## Activity
Your task is to count the lines of the records that contain "INTERMEDIATE". Answer with the number and nothing else.
*** Information given Section Begins ***
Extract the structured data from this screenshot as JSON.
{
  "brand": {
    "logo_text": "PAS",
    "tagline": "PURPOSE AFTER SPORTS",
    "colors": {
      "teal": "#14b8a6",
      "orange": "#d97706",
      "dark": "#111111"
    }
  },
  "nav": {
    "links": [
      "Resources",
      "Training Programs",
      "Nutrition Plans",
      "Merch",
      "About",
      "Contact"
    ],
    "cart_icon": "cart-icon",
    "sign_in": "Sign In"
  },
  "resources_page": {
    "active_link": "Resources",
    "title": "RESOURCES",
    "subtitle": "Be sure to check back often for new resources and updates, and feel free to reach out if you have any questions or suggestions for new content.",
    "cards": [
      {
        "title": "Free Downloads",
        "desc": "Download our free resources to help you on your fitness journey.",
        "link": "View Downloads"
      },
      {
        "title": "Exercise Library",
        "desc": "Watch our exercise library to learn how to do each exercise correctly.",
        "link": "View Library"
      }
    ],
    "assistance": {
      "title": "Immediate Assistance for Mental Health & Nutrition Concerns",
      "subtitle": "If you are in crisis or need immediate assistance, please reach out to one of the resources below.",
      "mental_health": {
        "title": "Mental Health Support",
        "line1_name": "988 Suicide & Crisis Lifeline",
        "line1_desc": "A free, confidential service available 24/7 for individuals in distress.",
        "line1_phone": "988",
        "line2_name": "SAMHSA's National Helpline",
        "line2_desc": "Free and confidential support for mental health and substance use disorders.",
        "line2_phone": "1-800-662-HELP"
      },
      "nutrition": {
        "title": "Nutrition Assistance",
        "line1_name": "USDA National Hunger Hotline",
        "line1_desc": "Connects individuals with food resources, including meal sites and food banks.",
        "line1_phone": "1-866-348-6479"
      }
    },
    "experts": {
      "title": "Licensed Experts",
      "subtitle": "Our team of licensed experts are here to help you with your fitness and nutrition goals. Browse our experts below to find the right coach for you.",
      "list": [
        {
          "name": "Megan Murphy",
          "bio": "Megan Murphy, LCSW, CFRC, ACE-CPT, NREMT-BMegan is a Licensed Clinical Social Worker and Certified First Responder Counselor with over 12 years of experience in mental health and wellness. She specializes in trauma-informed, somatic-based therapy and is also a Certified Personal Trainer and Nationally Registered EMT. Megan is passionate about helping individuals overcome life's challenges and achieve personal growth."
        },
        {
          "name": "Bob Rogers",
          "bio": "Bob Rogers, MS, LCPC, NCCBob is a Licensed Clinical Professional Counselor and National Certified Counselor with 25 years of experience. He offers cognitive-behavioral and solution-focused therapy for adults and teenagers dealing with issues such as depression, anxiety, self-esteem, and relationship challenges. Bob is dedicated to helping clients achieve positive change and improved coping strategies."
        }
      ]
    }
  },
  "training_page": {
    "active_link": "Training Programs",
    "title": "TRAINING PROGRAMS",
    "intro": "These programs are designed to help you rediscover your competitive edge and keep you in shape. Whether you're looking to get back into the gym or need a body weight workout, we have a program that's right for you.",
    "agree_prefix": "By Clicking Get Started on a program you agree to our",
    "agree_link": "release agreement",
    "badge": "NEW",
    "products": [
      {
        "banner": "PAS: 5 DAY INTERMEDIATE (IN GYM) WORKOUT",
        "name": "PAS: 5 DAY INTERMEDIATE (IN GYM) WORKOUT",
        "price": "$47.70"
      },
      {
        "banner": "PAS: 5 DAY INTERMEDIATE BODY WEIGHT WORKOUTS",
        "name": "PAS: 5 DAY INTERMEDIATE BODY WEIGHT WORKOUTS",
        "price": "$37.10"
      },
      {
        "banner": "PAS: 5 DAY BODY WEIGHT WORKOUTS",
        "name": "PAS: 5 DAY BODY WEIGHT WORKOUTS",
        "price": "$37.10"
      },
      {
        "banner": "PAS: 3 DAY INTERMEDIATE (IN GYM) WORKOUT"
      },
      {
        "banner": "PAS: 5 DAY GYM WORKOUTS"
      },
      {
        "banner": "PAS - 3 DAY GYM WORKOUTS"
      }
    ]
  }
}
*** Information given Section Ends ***
## Exercise output
5